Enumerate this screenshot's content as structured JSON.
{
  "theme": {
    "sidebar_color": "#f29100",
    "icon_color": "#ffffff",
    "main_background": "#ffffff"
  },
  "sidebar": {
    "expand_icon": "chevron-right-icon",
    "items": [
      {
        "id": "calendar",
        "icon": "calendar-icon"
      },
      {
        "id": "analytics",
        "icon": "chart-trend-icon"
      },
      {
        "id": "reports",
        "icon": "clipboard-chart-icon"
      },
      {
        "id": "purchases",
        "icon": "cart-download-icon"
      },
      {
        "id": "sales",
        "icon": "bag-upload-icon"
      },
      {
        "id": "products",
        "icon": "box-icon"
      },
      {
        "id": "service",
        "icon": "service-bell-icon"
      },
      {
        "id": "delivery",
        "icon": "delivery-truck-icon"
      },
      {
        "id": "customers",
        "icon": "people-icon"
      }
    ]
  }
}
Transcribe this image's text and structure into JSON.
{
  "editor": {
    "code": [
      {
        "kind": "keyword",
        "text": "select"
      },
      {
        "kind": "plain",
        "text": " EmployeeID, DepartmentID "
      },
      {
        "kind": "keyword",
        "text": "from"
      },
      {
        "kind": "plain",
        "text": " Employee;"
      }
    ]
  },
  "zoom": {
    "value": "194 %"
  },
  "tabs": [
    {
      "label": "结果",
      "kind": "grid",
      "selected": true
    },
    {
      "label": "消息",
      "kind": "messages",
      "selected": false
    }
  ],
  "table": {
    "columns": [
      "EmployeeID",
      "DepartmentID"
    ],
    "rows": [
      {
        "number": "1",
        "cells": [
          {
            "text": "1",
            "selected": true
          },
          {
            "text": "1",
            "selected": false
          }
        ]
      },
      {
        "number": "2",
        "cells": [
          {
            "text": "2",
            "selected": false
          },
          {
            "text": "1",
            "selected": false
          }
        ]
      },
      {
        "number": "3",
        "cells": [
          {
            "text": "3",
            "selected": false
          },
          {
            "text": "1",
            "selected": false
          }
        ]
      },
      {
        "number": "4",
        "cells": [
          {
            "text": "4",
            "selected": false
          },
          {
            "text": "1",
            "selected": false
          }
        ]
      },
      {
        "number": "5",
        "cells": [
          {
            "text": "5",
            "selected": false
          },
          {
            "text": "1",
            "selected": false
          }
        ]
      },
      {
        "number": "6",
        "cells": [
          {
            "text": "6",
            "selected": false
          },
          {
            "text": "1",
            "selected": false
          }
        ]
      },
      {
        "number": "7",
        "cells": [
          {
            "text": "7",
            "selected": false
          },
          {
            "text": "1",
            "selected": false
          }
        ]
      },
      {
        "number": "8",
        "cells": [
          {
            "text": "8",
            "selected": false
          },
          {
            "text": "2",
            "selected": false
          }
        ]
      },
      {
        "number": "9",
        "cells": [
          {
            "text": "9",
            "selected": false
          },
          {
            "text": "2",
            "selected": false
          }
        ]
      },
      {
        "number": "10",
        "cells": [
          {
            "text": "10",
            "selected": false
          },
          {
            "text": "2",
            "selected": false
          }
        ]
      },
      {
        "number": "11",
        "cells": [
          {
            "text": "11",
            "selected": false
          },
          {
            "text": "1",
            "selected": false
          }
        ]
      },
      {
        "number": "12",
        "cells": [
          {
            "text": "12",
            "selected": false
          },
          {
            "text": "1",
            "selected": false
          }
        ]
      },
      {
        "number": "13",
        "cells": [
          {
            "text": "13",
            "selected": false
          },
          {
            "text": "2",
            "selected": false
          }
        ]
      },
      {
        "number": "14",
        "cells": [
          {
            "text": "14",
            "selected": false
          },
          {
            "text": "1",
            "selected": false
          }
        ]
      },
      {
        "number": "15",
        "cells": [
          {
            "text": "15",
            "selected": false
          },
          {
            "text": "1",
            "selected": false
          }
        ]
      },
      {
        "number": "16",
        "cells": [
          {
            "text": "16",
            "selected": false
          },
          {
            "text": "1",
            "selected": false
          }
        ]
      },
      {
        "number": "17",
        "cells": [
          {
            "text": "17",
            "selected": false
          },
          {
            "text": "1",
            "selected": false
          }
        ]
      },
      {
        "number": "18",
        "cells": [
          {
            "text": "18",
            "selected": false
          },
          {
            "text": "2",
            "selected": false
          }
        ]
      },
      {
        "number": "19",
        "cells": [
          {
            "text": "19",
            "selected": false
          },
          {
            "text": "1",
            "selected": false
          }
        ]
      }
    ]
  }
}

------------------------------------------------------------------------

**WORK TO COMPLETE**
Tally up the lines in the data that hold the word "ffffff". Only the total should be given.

**PROBLEM SOLUTION**
2